━━ Input material ━━
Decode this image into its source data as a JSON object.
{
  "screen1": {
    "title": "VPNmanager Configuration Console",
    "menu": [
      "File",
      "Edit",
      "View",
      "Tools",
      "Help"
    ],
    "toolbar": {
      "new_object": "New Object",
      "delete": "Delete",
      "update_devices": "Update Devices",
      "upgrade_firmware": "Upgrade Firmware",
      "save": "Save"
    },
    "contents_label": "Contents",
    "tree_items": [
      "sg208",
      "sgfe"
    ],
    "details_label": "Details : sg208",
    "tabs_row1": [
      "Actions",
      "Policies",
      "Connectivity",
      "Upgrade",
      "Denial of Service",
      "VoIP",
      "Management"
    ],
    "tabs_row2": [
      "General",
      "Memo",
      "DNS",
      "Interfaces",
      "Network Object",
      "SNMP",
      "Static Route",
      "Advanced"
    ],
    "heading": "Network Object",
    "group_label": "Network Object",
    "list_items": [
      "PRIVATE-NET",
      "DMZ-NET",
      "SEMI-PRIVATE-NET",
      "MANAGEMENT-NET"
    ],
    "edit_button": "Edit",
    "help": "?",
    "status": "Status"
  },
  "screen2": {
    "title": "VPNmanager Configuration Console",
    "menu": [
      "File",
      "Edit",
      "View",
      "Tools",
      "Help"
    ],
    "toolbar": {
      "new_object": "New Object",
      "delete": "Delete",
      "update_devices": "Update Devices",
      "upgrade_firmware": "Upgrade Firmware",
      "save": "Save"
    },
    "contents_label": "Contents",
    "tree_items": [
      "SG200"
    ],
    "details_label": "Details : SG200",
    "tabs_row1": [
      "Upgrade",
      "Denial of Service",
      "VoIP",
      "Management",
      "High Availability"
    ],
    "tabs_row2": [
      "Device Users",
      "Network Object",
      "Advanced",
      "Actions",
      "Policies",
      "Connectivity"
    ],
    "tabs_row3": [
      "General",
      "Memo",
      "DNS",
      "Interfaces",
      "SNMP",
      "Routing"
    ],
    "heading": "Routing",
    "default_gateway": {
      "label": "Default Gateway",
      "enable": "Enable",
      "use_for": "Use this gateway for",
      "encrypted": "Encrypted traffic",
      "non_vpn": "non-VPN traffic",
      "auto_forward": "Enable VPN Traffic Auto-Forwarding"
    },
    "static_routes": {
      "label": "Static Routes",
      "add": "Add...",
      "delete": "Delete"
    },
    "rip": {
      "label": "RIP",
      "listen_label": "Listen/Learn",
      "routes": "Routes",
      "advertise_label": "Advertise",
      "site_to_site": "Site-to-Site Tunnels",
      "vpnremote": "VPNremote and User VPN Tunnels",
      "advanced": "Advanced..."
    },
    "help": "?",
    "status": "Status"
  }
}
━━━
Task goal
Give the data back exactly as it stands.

Output of the exercise
Decode this image into its source data as a JSON object.
{
  "screen1": {
    "title": "VPNmanager Configuration Console",
    "menu": [
      "File",
      "Edit",
      "View",
      "Tools",
      "Help"
    ],
    "toolbar": {
      "new_object": "New Object",
      "delete": "Delete",
      "update_devices": "Update Devices",
      "upgrade_firmware": "Upgrade Firmware",
      "save": "Save"
    },
    "contents_label": "Contents",
    "tree_items": [
      "sg208",
      "sgfe"
    ],
    "details_label": "Details : sg208",
    "tabs_row1": [
      "Actions",
      "Policies",
      "Connectivity",
      "Upgrade",
      "Denial of Service",
      "VoIP",
      "Management"
    ],
    "tabs_row2": [
      "General",
      "Memo",
      "DNS",
      "Interfaces",
      "Network Object",
      "SNMP",
      "Static Route",
      "Advanced"
    ],
    "heading": "Network Object",
    "group_label": "Network Object",
    "list_items": [
      "PRIVATE-NET",
      "DMZ-NET",
      "SEMI-PRIVATE-NET",
      "MANAGEMENT-NET"
    ],
    "edit_button": "Edit",
    "help": "?",
    "status": "Status"
  },
  "screen2": {
    "title": "VPNmanager Configuration Console",
    "menu": [
      "File",
      "Edit",
      "View",
      "Tools",
      "Help"
    ],
    "toolbar": {
      "new_object": "New Object",
      "delete": "Delete",
      "update_devices": "Update Devices",
      "upgrade_firmware": "Upgrade Firmware",
      "save": "Save"
    },
    "contents_label": "Contents",
    "tree_items": [
      "SG200"
    ],
    "details_label": "Details : SG200",
    "tabs_row1": [
      "Upgrade",
      "Denial of Service",
      "VoIP",
      "Management",
      "High Availability"
    ],
    "tabs_row2": [
      "Device Users",
      "Network Object",
      "Advanced",
      "Actions",
      "Policies",
      "Connectivity"
    ],
    "tabs_row3": [
      "General",
      "Memo",
      "DNS",
      "Interfaces",
      "SNMP",
      "Routing"
    ],
    "heading": "Routing",
    "default_gateway": {
      "label": "Default Gateway",
      "enable": "Enable",
      "use_for": "Use this gateway for",
      "encrypted": "Encrypted traffic",
      "non_vpn": "non-VPN traffic",
      "auto_forward": "Enable VPN Traffic Auto-Forwarding"
    },
    "static_routes": {
      "label": "Static Routes",
      "add": "Add...",
      "delete": "Delete"
    },
    "rip": {
      "label": "RIP",
      "listen_label": "Listen/Learn",
      "routes": "Routes",
      "advertise_label": "Advertise",
      "site_to_site": "Site-to-Site Tunnels",
      "vpnremote": "VPNremote and User VPN Tunnels",
      "advanced": "Advanced..."
    },
    "help": "?",
    "status": "Status"
  }
}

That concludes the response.